10

What is a functional cure?

host control of viral replication without continued treatment; immune function restored and stabilised; HIV-induced inflammation reduced; risk of transmission to others reduced

11

What are hte 4 main approaches to cure HIV?

inhibit residual replication; immune modulation; shock and kill; gene therapy

12

What is the goal of inhibiting residual replication?

limiting the size of HIV reservoir below a threshold- enhanced cART and tissue penetration

13

What is the gaol of immune modulation strategy?

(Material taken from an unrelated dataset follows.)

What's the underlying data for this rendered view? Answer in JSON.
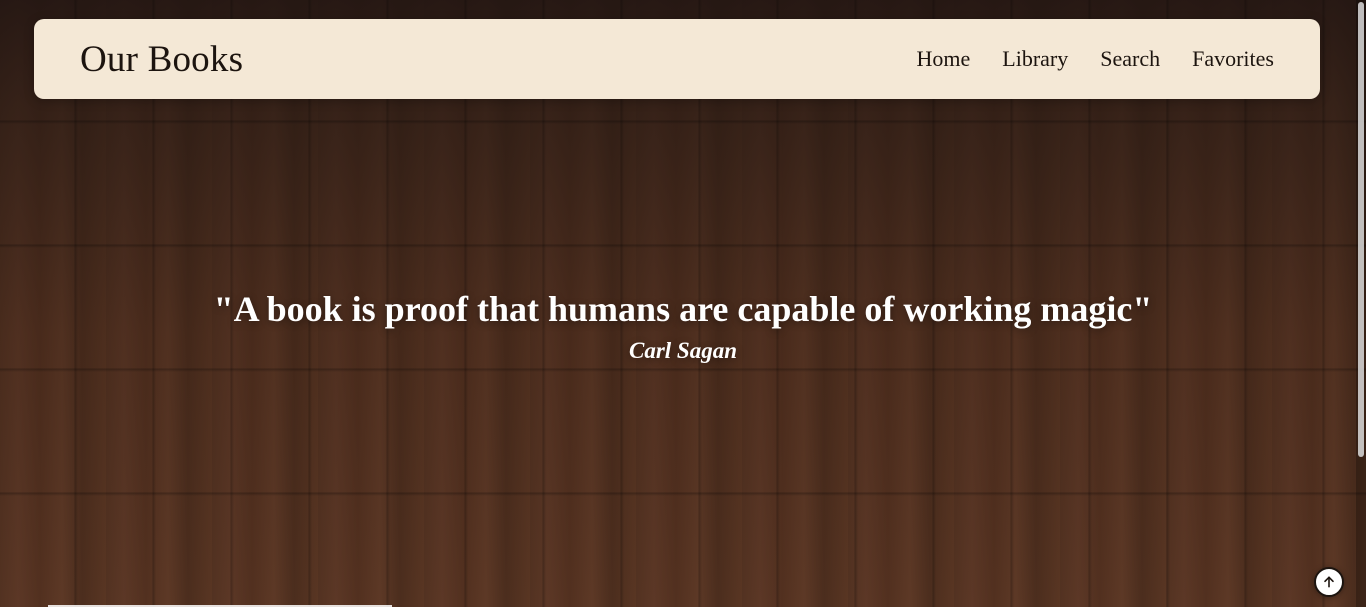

make the immune response able to recognise and remove HIV infected cells

14

What are the methods of immune modulation?

therapeutic vaccine; broadly neutralising antibodies

15

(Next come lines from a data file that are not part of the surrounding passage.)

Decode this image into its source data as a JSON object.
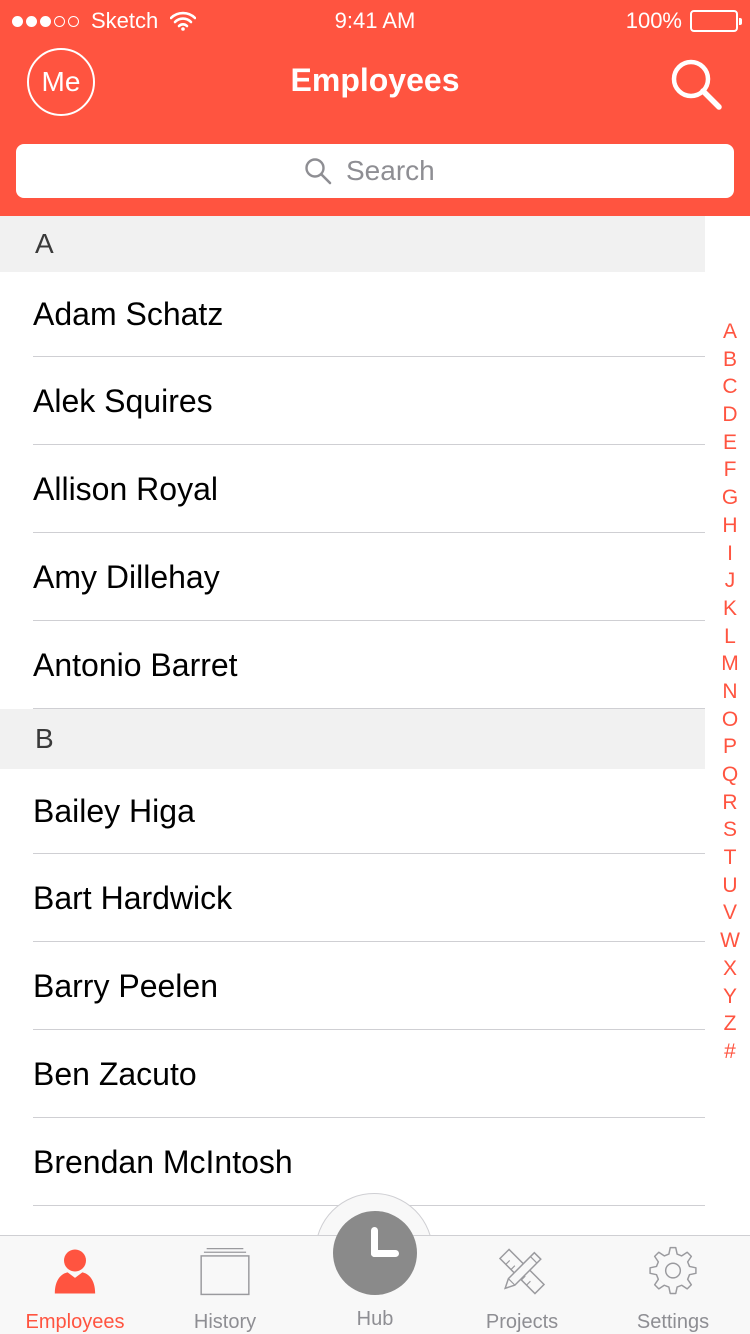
{
  "status_bar": {
    "carrier": "Sketch",
    "time": "9:41 AM",
    "battery": "100%"
  },
  "header": {
    "me_label": "Me",
    "title": "Employees"
  },
  "search": {
    "placeholder": "Search"
  },
  "sections": [
    {
      "letter": "A",
      "names": [
        "Adam Schatz",
        "Alek Squires",
        "Allison Royal",
        "Amy Dillehay",
        "Antonio Barret"
      ]
    },
    {
      "letter": "B",
      "names": [
        "Bailey Higa",
        "Bart Hardwick",
        "Barry Peelen",
        "Ben Zacuto",
        "Brendan McIntosh"
      ]
    }
  ],
  "index_letters": [
    "A",
    "B",
    "C",
    "D",
    "E",
    "F",
    "G",
    "H",
    "I",
    "J",
    "K",
    "L",
    "M",
    "N",
    "O",
    "P",
    "Q",
    "R",
    "S",
    "T",
    "U",
    "V",
    "W",
    "X",
    "Y",
    "Z",
    "#"
  ],
  "tabs": [
    {
      "label": "Employees",
      "icon": "person-icon",
      "active": true
    },
    {
      "label": "History",
      "icon": "history-icon",
      "active": false
    },
    {
      "label": "Hub",
      "icon": "clock-icon",
      "active": false
    },
    {
      "label": "Projects",
      "icon": "pencil-ruler-icon",
      "active": false
    },
    {
      "label": "Settings",
      "icon": "gear-icon",
      "active": false
    }
  ],
  "colors": {
    "accent": "#ff5440",
    "inactive": "#8e8e93",
    "hub": "#8a8a8a"
  }
}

What is the strategy with gene therapy?

modify gene expression of latently infected cells to either lock down viral transcription or kill HIV infected reservoir cells

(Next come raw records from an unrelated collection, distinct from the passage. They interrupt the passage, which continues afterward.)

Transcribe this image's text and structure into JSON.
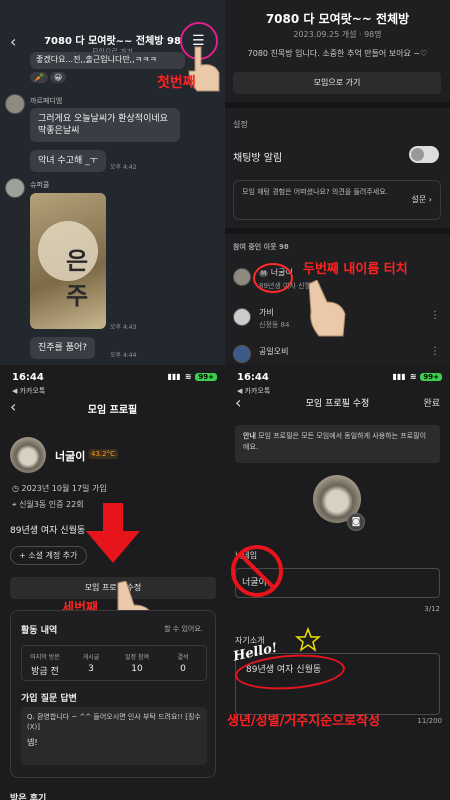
{
  "p1": {
    "title": "7080 다 모여랏~~ 전체방 98",
    "subtitle": "모임으로 가기",
    "msg_top": "좋겠다요...전,,출근입니다만,,ㅋㅋㅋ",
    "sender1": "까르페디엠",
    "msg1": "그러게요 오늘날씨가 환상적이네요 딱좋은날씨",
    "msg2": "악녀 수고해 _ㅜ",
    "time2": "오후 4:42",
    "sender2": "슈퍼쿨",
    "time3": "오후 4:43",
    "msg3": "진주를 품어?",
    "time4": "오후 4:44",
    "annotation": "첫번째"
  },
  "p2": {
    "title": "7080 다 모여랏~~ 전체방",
    "meta": "2023.09.25 개설 · 98명",
    "desc": "7080 친목방 입니다. 소중한 추억 만들어 보아요 ~♡",
    "goto_button": "모임으로 가기",
    "settings_header": "설정",
    "notification_label": "채팅방 알림",
    "survey_text": "모임 채팅 경험은 어떠셨나요? 의견을 들려주세요.",
    "survey_button": "설문",
    "members_header": "참여 중인 이웃 98",
    "member1_name": "너굴이",
    "member1_sub": "89년생 여자 신월동",
    "member2_name": "가비",
    "member2_sub": "신정동 84",
    "member3_name": "공일오비",
    "annotation": "두번째 내이름 터치"
  },
  "p3": {
    "time": "16:44",
    "carrier": "◀ 카카오톡",
    "battery": "99+",
    "title": "모임 프로필",
    "name": "너굴이",
    "temperature": "43.2°C",
    "joined": "2023년 10월 17일 가입",
    "location": "신월3동 인증 22회",
    "bio": "89년생 여자 신월동",
    "social_button": "+ 소셜 계정 추가",
    "edit_button": "모임 프로필 수정",
    "annotation": "세번째",
    "activity_title": "활동 내역",
    "activity_hint": "할 수 있어요.",
    "stats": [
      {
        "label": "마지막 방문",
        "value": "방금 전"
      },
      {
        "label": "게시글",
        "value": "3"
      },
      {
        "label": "일정 참여",
        "value": "10"
      },
      {
        "label": "결석",
        "value": "0"
      }
    ],
    "answer_title": "가입 질문 답변",
    "question": "Q. 환영합니다 ~ ^^ 들어오시면 인사 부탁 드려요!! [징수(X)]",
    "answer": "넵!",
    "bottom_text": "받은 후기"
  },
  "p4": {
    "time": "16:44",
    "carrier": "◀ 카카오톡",
    "battery": "99+",
    "title": "모임 프로필 수정",
    "done": "완료",
    "notice_bold": "안내",
    "notice": "모임 프로필은 모든 모임에서 동일하게 사용하는 프로필이에요.",
    "nickname_label": "닉네임",
    "nickname_value": "너굴이",
    "nickname_count": "3/12",
    "intro_label": "자기소개",
    "intro_value": "89년생 여자 신월동",
    "intro_count": "11/200",
    "hello": "Hello!",
    "annotation": "생년/성별/거주지순으로작성"
  }
}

16

What have been the results of intensifying ART by additional ART agents?

after adding CCR5 inhibitor no impact on total HIV DNA; no impact with adding extra ART

17

What is the hypothesis with starting ARt in acute infection?

HIV reservoir in acute infection is most homogenous, smallest size and maybe easiest to influence

18

What is the result of initiating ART acutely vs in chronic infection?

rate of decline in total HIV DNA is nehanced after starting ART when started in acute infection and absolute level of total DNA achieved on stable therapy is lower

19

What does total HIV DNA predict?

time to viral rebound after treatment interruption

20

What is thought to be the reason for very early ART initiation not conferring post treatment control?

in Thai study, 8 individuals started in first 2 weeks of infection did not have any improved PTC- maybe as prior to antibody development, which didn't allow the immune system to develop and be able to control viral rebound

21

what is the prupose of giving anti-PD1 to treat HIV patients

prevents immune exhaustion

22

What is the hypothesis behind broadly neutralising antibodies reducing HIV reservoirs?

block cell-cell spread of HIV; promote ADCC; antibody-dependent phagocytosis and complement fixation; antibody-antigen compelxes activate DCs to enhance antigen presentation function

23

What have been results of therapetuic T cell vaccine studies?

have had no impact on the HIV reservoir or lower viral rebound after ARt interruption

24

What is the theory behind DC-primed vaccines?

monocyte derived DCs loaded ex vivo with RNA encoding HIV antigens as are potent APCs and induce T cells reponses- has been successful in chronic infections and acancer

25

What was the result of DC-primed vaccination?

rapid viral rebound after vaccination and aRT interruption

26

What are the 5 key bNAb binding sites on the HIV envelope?

Cd4-binding site; V1/V2; V3; gp120/gp41 interface and MPER

27

What happened when Bnabs were given to viraemic patients prior to starting ARt?

acted as antivirlas and reduced HIV viral load by 2.5 logs

28

What was the effect of giving Bnabs to patients during treatment interruption?

up to 19 week delay in rebound vs historical avergae of 2.6 weeks

29

what caused rebounds in patients given bnabs during treatment interruption?

escape variants or once antibody levels had dropped

30

What is the hypothesis with latency reversing agents?

force viral transcription from latently infected cells to induce cell death and reduce the size of hte reservoir

31

How do histone deacetylases inhibit HIV expression?

catalyse de-acetylation of histone tails and keep chromatin in a compacted state, inhibtion of these histone deacetylases promotes histone acetylation leading to relaxation of chromatin and initiation of transcription

32

Give an example of a histone deactylase inhibitor?

vorinostat

33

What were the resutls of a study comparing ART vs ART+ vorinostat +HIV vaccine?

no difference in total HIV DNA or viral outgrowth

34

What provides hope for the kick and kill approach?

study in rhesus monkeys with a TLR7 agonist and V3 bnab substantially delayed and controlled viral replication after cessation of ARt

35

What is the novel gene-editing technique capable of disrupting HIV-integrated genomces?

CRISPR-Cap9 technique

36

What is a danger with gene editing?

what is the possibility of deleting the wrong genes?